“I would like to explore the recently developed 4D printing and flexible materials in the future.”
So, was Inside 3D Printing 2018 in Singapore a success? Despite the smaller size, participants had come from many parts of the globe, from Pakistan, Germany and Russia to South Africa, UAE and Sweden. These, in addition to the usual suspects from surrounding countries and the Asian region.
There was varied feedback about the show. Sandra Fie from Raffles Design Institute said, “I brought my students here to expose them to 3D printing. It’s informative but small. I would like to see more booths catered to designers, to let them know how this technology can help with design.” Regular participant Lee Siow Hoe hoped to see more exhibitors participate and showcase their printers and technology.
From Schneider Electric of Indonesia, Manager Saputera and Engineer Trisnadi were thrilled to be at the event. There was so much exciting technology and products to discover here, they enthused. Mohan B Nallur of DAE Enterprises from India summed it up in a few words, “3D printing is exciting.”
Visitor Christopher Yeow of J2 Associates said, “I am a veteran in the manufacturing industry, in precision engineering, oil and gas, and many more. Now I am learning about 3D printing because I believe it is going to disrupt manufacturing.”
“I was already selling for Stratasys three years ago before going to IDC, and I have seen how much the industry has grown over the years,” said Lim Mun Chun of Malaysia’s IDC Market Research. She is positive about the impact 3D printing brings to various industries in the region.
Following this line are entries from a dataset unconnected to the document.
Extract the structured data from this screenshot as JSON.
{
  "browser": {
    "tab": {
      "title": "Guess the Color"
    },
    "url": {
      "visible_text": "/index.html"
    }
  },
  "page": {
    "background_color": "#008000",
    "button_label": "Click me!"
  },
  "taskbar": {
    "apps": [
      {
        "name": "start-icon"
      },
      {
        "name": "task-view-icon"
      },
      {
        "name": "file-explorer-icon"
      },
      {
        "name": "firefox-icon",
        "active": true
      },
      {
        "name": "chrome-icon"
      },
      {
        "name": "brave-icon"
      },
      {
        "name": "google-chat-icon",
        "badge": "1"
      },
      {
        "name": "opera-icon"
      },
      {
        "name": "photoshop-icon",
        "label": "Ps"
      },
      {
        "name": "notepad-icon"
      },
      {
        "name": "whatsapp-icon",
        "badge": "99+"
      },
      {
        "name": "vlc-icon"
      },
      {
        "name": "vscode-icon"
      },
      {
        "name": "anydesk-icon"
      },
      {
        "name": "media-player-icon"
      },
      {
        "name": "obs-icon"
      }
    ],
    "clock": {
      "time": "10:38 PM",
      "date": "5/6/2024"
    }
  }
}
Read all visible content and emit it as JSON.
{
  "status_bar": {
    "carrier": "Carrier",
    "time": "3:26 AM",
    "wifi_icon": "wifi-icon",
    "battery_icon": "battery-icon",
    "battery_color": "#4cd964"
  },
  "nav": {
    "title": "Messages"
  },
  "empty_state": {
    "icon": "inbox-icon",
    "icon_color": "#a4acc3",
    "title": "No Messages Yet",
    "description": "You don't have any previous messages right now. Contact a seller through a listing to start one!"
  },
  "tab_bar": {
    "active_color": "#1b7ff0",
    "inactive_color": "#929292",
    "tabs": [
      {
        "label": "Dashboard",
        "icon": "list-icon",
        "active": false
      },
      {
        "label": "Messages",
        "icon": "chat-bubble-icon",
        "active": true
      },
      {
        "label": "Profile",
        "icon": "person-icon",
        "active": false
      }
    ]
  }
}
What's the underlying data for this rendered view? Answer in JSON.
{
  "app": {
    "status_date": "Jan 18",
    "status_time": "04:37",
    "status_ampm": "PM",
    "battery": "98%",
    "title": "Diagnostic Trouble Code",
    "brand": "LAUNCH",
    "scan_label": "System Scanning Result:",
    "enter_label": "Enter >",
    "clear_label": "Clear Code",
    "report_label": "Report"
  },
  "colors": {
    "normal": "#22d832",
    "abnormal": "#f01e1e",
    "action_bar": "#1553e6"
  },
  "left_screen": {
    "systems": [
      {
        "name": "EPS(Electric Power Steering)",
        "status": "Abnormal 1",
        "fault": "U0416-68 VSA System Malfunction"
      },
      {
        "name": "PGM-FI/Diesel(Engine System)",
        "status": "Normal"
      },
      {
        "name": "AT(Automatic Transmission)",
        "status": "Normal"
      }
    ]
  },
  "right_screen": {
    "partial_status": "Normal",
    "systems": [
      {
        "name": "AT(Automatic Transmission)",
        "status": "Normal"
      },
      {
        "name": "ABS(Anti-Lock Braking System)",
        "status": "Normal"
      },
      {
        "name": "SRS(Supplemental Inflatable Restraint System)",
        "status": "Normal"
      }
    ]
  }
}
Visitor Koh Buk Seng, a 3D printing veteran from Thailand, grumbled: “The event is so small this year – it should be bigger.” But he was nevertheless happy to catch up with old friends and business associates at the event.
While general grumblings about the show being smaller this year abounded, it seemed that the air of uncertainty that marked the opening of the conference had been dispelled as the event progressed.
Taking all feedback in his stride, organiser Rising Media’s Christoph Rowen was happy to conclude, “The size of the event did not compromise on the quality of the speakers and technologies that we bring to Inside 3D Printing. This is not a small conference just in Singapore, but a worldwide series of events.
“We are off to Dusseldorf almost immediately, and if you want to attend a bigger event, please come to see us at our next edition in Seoul, to be held in June, just a few months away.”
Christoph retains his enthusiasm for his conference and show after six years of organising the event. “Six years ago, we were talking about 3D printing key chains and spectacles. Look at what we are talking about now – parts for jet planes and ships, live cells for organs and research! The inventions never stop coming.”
In perfect harmony, Dr Ho of NAMIC underscores that feeling that additive manufacturing is the technology whose time has come. “I am feeling very confident that the industry has left the hype curve, or at least most of it,” he said. “People I am talking to are saying that its place in mainstream manufacturing is forthcoming,” adding uncharacteristically that “they can feel it in their bones.”
“When you put so many brains into this industry, and pour so much money and investment into it, it’s going to happen.”